For starters, there are several songs that use geological terms as their title, but either that turns out to be a once-used metaphor for something else, or it’s not mentioned in the song and seems to bear little or no relation to the lyrics.
Examples of this are ‘Continental Drift’ (see below) by the Rolling Stones, ‘Asbestos’ by Suede, ‘Magma’ by Nick Cave and the Bad Seeds (it’s an instrumental) and ‘Plate Tectonics’ by the expletive-prone Spose (although he does apologise for his language towards the end of the song).
The most extreme case of this phenomena is the song ‘Reverend William Buckland’ by Tigers on Trains. Why it’s named after William Buckland is a mystery given the complete lack of relationship between the song and the gown-clad, dinosaur-discovering, eat-anything man himself.
Moving on, there are a few songs that have geological titles which then do reference the phenomena in question, or at least embark on a detailed and extended metaphor involving it.
For some reason, this category is full of bands with four-letter acronyms for names, with songs such ‘Supervolcano’ by MGMT and also ‘Hot Lava’ by DVDA as featured on the South Park ‘Chef Aid’ album. That last one gets points not only for pushing a metaphor way too far in its graphic comparison between the eruption of mount Pinutabo and the bedroom activities of the singer, but also for managing to fit in a lesson on basalt formation, noting how hydrostatic pressure tends to reduce size of the vesicles contained within it.
Dinosaurs and mining are both rich veins of material to exploit (sorry). Dinosaurs have given us band names (Tyrannosaurus Rex, Dinorsaur Jr., etc.), but also songs such as ‘Brontosaurus’ by The Move, and ‘Peter the Stegosaurus’ by Brian Dullaghan…
Mining has been the subject of folk songs father back that I care to research. Safe to say that if they don’t end tragically, that’s because they began tragically and consist mainly of a lament sung by the survivors. A classic example is the ‘Recruited Collier’ sung here by Kate Rusby, which in a twist sees the heroic collier pressganged instead of being trapped underground. There are also more modern takes on the theme such as ‘New York Mining Disaster 1941’ by the BeeGees and ‘Springhill Mining Disaster’ by U2. Or by Peter, Paul and Mary. Or by The Dubliners. On a more upbeat note, Walt Disney has the ultimate feel-good-mining song in ‘Heigh-ho’ as featured in ‘Snow White and the Seven Dwarves’.

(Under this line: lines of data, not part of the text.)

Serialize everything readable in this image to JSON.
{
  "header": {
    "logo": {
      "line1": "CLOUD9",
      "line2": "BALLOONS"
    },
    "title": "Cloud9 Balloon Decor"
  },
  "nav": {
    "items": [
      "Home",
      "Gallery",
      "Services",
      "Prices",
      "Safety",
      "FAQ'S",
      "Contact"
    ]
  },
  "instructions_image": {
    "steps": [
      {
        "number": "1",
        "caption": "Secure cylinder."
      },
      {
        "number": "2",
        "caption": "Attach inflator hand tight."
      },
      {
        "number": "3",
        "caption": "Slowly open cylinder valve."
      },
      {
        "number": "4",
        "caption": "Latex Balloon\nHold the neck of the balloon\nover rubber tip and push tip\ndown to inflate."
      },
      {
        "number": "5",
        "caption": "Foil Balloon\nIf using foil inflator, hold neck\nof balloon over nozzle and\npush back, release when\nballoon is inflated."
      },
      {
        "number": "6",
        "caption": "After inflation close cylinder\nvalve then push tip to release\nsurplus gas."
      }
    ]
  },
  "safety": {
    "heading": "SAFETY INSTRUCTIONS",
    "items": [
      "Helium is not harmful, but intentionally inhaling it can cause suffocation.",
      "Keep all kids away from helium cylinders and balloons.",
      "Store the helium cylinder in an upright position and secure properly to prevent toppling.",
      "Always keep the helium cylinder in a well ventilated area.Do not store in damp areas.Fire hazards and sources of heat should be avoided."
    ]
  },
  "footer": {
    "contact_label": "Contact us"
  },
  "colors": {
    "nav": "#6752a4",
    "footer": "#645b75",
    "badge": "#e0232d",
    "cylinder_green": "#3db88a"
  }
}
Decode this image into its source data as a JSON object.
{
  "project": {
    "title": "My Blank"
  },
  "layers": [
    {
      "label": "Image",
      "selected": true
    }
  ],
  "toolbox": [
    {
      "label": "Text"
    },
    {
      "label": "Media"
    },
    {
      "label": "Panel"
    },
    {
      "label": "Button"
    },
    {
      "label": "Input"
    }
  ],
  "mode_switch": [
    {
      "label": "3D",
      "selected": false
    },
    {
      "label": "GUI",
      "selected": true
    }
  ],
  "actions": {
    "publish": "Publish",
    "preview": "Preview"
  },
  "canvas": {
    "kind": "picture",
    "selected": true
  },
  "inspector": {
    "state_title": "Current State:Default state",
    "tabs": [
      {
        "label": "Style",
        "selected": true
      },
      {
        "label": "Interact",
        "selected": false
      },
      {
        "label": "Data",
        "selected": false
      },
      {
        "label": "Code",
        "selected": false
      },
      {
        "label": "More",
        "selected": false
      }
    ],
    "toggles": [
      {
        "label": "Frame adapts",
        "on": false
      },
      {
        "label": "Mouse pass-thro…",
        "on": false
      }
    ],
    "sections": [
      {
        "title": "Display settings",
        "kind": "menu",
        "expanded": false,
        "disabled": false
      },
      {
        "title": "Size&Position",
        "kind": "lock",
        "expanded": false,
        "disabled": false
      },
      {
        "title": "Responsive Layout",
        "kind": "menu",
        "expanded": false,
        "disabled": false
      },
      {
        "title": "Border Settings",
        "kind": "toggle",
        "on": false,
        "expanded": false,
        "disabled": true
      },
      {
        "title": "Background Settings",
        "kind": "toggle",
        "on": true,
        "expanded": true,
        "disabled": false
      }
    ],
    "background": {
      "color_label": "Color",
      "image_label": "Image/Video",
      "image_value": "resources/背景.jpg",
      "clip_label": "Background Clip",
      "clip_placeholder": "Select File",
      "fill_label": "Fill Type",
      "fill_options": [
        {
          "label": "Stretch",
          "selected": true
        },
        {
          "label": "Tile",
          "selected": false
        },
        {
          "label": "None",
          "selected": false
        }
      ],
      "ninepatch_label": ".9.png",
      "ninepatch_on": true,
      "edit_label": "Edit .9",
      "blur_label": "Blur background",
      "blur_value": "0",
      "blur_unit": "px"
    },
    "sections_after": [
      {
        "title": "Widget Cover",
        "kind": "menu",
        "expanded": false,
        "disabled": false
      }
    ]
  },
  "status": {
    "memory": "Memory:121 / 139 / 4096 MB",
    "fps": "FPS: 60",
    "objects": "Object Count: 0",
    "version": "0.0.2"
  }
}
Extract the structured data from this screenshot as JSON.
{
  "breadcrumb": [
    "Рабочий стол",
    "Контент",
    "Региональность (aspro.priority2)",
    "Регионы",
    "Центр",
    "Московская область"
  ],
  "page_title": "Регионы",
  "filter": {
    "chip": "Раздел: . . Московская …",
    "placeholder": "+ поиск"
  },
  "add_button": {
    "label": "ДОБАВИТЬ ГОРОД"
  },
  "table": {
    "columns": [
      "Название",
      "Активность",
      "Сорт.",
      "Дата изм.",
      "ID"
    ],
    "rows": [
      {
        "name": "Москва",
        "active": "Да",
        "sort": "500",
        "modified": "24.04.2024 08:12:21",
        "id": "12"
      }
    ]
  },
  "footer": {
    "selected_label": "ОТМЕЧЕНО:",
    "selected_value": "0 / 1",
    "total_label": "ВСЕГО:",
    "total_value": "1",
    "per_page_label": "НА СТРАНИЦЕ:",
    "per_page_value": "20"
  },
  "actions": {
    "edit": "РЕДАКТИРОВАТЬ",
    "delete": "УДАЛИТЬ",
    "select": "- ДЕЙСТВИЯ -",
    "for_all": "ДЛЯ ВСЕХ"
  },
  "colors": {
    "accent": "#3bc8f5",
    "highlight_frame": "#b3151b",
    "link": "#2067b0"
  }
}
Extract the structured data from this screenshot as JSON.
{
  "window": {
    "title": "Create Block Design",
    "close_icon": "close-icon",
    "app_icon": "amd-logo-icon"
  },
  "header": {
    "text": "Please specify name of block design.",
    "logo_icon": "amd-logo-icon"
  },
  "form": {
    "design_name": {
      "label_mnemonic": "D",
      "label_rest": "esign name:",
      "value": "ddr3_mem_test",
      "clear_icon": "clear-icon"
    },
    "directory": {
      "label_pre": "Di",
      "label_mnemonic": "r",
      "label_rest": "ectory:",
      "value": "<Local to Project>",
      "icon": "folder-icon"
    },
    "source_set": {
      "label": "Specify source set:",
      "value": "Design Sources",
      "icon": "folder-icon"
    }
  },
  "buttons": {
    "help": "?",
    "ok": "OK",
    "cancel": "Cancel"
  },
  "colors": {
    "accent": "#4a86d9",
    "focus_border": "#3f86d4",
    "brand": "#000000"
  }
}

Folk has always specialised in protest songs and some of the more pointed geological references in music fall into this category. Examples include ‘North Sea Oil’ by Jethro Tull, and ‘North Country Blues’ by Bob Dylan . A more particular example is ‘Gypsum Oil Field Fire’ by The Olivia Tremor Control. Perhaps the most niche geological song of all is a parody of the 1950s dreams of a gleaming future; ‘I.G.Y.’ by Donald Fagen made the US top 30. I.G.Y. here stands for International Geophysical Year and the hopes for the future it encapsulated in 1957/58.
Lastly, there is the realm of comedy. Geology makes for a good pun, particularly with that very dry and wry sense of British humour that occasional finds its way into the lyrics of some songwriters. Jarvis Cocker starts his song ‘Leftovers’ with the line ‘I met her in the Museum of Palaeontology and I make no bones about it’ and continues by comparing himself to the dinosaur remains they are looking at. The undisputed kings of the comic geological reference are without doubt Half Man Half Biscuit. In ‘Fix It So She Dreams of Me’ the object of the singer’s affections likes walks on Chesil Beach and has a collection of ammonites under her bed. Several of their songs make casual references to classic areas of British geology such as ‘Evening of Swing (Has Been Cancelled)’ which starts with the singer sleeping amidst the boulders strewn between Glyder Fach and Glyder Fawr.
Their rocky magnum opus though has to be ‘The Ballad of Climie Fisher’ which sees one-half of the 1980s pop duet going into the aggregate business after the band splits, supplying white dolomite, Canterbury spar and various gravels. However he soon falls prey to jealousy of his more successful ex-partner, culminating in a series of events that sees him publishing death-threats in ‘Asphalt’ and using shale as a weapon.
All in all, it’s not a grand showing for geology in the annals of rock music. But perhaps all is not lost. While researching this blog, a thought struck me. Just how much actual rock is there in rock music? And in what varieties? A short research paper will feature in a forthcoming advent blog.